Monday, 2 March 2009

Veg about... in the hot weather

Last year I shared with you my flourishing herb garden as a part of Bellgirl's Veg About. I'd just thought I'd like to update you on how my herbs are going during all of this crazy hot weather...

I had started pushing the native mint back a wee bit to make way for some kangaroo paws and correas, but then it just died right back all by itself in the heat. It has almost all died, in fact. Even though it looks really feral, cutting it back will prompt it to start growing again, and then die again in the next heat wave.

Native mint before...


...native mint after

We lost our oregano, but the parsley and thyme survived, although is looking a little spindly. Our regular mint pot is looking fine though, although a bit burnt at the bottom.


Herb pot before...


...and after! Uh oh! Oh well, it'll grow back.


Regular mint, looking happy as ever.

However, there are two plants that didn't bat an eyelid during this weather (although not veggies):

The ptilotus spathulatus, a perennial shrub native to Melbourne's western planes, and the asterolasia phebalioides, a rare native found in highly exposed, rocky/swampy areas of the Grampians.
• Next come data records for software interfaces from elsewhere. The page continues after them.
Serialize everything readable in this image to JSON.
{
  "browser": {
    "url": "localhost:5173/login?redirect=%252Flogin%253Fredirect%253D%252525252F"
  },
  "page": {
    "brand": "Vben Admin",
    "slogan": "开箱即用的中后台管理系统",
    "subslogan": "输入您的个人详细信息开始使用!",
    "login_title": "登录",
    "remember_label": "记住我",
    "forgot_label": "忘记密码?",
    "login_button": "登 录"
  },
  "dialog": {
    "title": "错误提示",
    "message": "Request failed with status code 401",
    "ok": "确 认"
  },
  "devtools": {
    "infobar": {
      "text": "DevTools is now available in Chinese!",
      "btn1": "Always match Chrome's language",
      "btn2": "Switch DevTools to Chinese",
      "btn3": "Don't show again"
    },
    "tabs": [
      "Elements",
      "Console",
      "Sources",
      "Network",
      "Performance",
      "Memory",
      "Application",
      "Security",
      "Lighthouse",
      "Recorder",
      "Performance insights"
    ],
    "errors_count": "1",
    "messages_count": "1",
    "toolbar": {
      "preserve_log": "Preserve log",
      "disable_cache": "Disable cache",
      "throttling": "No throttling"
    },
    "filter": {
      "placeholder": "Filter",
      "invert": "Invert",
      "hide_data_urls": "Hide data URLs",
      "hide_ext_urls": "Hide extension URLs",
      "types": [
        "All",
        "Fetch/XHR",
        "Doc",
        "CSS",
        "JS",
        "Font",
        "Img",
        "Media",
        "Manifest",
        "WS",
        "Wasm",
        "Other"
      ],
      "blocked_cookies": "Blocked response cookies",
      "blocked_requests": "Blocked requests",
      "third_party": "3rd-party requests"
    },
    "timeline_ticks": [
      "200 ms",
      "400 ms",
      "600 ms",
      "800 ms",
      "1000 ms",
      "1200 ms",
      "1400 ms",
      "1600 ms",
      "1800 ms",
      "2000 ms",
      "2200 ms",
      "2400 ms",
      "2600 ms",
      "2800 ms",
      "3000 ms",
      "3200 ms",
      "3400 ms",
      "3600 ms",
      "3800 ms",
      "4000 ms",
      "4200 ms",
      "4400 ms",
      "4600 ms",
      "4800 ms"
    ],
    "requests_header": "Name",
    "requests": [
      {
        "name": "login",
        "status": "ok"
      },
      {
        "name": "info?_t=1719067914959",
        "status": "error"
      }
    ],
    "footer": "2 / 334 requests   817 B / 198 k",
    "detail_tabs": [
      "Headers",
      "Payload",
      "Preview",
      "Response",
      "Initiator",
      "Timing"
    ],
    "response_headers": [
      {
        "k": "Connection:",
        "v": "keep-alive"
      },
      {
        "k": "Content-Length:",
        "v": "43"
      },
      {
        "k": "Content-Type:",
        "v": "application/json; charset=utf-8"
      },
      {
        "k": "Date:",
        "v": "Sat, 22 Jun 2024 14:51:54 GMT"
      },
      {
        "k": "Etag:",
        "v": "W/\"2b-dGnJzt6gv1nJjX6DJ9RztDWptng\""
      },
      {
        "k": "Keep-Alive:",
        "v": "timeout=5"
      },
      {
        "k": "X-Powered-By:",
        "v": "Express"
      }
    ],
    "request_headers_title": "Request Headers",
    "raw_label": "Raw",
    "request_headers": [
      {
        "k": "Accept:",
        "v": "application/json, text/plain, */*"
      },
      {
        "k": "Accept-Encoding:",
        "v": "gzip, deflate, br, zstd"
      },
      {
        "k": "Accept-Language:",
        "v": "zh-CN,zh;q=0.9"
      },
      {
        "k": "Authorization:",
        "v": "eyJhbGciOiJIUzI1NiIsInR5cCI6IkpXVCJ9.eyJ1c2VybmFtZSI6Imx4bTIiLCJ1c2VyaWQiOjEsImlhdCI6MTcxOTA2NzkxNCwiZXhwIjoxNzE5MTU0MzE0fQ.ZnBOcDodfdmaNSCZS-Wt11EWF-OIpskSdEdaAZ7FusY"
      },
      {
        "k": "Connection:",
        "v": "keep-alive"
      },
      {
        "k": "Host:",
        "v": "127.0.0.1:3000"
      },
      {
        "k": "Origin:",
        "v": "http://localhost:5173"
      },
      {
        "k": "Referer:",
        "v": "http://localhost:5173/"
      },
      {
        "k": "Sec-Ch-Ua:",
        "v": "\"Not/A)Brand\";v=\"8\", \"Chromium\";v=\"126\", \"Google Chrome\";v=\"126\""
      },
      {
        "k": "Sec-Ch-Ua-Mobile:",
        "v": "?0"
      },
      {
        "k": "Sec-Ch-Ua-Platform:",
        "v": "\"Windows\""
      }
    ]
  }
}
I bought another one and decided to see how it would go in the ground rather than potted. In fact, these plants thrived in the 40+ weather. I bought a second ptilotus (my first one is in a pot, see below) and royally cocked up planting it: I completely mashed the roots and it didn't get much watering, and two days after planting it was when the real heat wave hit. It dropped a few leaves, but then bounced right back within days. In a pot or in the ground, this plant is indestructible.




My two awesome indestructible plants!

4 comments:

Hoppo Bumpo said...

I'm glad its not just our plants that died back! Hooray for indestructibles ... I must investigate. Sounds just the thing for our garden!

Taccolina said...

Isn't that funny! Our thyme bush is thriving, ditto the lemon and lime trees -- too bad about pretty much everything else. Oh, except a native thing which name I need to look up that actually busted out new growth in that 43 degree week. What?!! Now it's flowering!

Melanie said...

My garden took a real hit and looks the worse for wear. My herbs didnt make it and I will have to start again. Glad some of yours survived. I put my chives and spring onions inside on my kitchen bench and have never had a better crop from them so it wasnt all bad.

snarkygurl said...

I can't grow regular chives, but I have a set of Chinese Chives (garlic chives) that will survive Texas droughts without any problem and no care. In fact, they have spread quite nicely and I use them in areas that kill off all my other plants. I wonder if they would work where you live.